Now all you have to do is lay him out in a roasting pan - I usually set him on a "raft" I create by laying carrots and celery stalks in the roasting pan. This keeps the bird off the bottom of the pan and helps build wonderful flavor for your gravy.
Roast your bird at about 375º F, until the breast meat registers about 155ºF and the thigh reads about 175-180º F. Don't worry; the temperature will continue to rise once the bird is out of the oven.
The roasting time will be much less for a spatchcocked bird than for a whole bird. This is good, because your oven will be freed up for other items that need to be baked.
Start checking with an instant read thermometer at one hour for a 14 pound bird. Once the bird is done, take it out of the oven, remove it to a platter and cover with foil to rest for 20 minutes to half an hour while you make the gravy in the roasting pan.
Option 2 - Removing the Thighs and Drumsticks Before Roasting
Usually, the first cuts you make once the turkey comes out of the oven are the cuts to remove the thighs and drumsticks. Make these cuts before roasting, and roast the dark meat and white meat separately.
Yes, in two different pans. (Again, the temperature will continue to rise while the turkey is resting).
You can build a vegetable raft, as above, or you can put a 1-2 inch layer of stuffing underneath the meat (if you don't want the drippings for gravy-making purposes). With the two pan method, you can remove the white meat from the oven at 155ºF and the dark meat at 175ºF.

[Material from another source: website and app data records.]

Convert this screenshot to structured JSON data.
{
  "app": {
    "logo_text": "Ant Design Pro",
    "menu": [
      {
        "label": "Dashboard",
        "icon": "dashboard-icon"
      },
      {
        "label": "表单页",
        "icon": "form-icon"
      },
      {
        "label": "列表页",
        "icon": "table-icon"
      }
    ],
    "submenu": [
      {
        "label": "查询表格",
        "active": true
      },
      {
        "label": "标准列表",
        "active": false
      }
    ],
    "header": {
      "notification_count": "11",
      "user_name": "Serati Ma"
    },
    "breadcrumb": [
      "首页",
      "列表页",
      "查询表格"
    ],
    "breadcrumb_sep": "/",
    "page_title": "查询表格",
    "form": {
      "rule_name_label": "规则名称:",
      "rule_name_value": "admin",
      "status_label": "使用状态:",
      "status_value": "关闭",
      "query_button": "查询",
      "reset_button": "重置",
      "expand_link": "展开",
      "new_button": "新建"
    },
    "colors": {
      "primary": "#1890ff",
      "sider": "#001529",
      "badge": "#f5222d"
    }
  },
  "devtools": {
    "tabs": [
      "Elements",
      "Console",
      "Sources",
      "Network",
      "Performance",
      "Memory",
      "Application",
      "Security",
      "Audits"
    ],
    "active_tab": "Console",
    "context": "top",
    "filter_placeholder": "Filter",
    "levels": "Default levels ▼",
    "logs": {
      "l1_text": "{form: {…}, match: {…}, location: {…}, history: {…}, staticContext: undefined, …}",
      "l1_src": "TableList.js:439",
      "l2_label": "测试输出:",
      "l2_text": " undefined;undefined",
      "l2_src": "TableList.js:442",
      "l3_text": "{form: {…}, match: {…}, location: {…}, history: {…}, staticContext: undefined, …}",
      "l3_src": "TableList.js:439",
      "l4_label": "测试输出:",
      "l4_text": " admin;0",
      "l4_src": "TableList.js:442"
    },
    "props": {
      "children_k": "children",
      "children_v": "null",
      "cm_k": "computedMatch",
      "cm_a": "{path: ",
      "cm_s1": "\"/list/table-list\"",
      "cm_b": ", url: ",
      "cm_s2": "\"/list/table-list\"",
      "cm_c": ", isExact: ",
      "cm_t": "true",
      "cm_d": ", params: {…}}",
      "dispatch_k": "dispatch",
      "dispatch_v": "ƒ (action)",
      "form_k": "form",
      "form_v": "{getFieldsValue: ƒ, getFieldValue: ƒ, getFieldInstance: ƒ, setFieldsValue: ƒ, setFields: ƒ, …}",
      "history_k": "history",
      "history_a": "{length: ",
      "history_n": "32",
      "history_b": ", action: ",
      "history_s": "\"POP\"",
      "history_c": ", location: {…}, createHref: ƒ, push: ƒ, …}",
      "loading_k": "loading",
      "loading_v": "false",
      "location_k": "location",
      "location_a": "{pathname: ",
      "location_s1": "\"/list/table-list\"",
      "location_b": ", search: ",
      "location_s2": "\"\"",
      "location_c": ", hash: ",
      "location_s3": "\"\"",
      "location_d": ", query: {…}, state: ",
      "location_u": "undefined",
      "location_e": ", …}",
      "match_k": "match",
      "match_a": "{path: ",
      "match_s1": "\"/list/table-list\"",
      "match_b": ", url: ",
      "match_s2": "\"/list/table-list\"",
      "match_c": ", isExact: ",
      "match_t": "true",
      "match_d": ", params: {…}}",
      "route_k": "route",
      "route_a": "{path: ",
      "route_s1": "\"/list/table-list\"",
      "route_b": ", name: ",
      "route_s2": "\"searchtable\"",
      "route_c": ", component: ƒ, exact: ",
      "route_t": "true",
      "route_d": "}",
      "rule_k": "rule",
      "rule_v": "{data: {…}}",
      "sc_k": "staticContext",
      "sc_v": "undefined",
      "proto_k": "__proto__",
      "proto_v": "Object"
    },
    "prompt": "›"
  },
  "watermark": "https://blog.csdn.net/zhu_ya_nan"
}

Once the meat is done, cover and let it rest while you continue to cook the stuffing to a safe internal temperature and a crisp, brown crust.
Option 3 - Classic roasting of Bird With Protective Layer
If you absolutely can't bring yourself to present anything other than a whole bird at your Thanksgiving table, help to protect the lean white meat by adding a layer of compound butter under the skin.
While the turkey roasts, the butter will melt and keep the meat moist (not to mention add flavor to the pan for gravy) while the herbs will stay put, giving you a wonderful green layer of flavor between the caramelized skin and the white meat.
It looks beautiful, and it is tasty, too. This is the compound butter you might try, but of course, you can use any combination of flavors that you would like.
- 1½ sticks butter unsalted, slightly softened
- 1 small shallot roughly chopped
- 1 handful flat leaf parsley
- 3 sprigs fresh savory leaves removed, stems discarded
- 3 sprigs fresh marjoram leaves removed, stems discarded
- Kosher salt and white pepper to taste
- zest of 1 lemon
- ½ teaspoon Old Bay seasoining or to taste
- Spin everything in a food processor until all the ingredients are blended and the herbs are finely chopped. The butter should be a nice mostly-uniform bright green.
No matter how you choose to cook your bird, the number one reason people end up with dry turkey is that they wait until the white meat reaches 165°F before taking it out of the oven.
So, whether you spatchcock, cook the white and dark separately or roast whole, don't forget that the temperature of the meat can rise another 10 to 15 degrees once it comes out of the oven. Don't forget to compensate for carry over cooking, and you will be rewarded with a juicy turkey this Thanksgiving.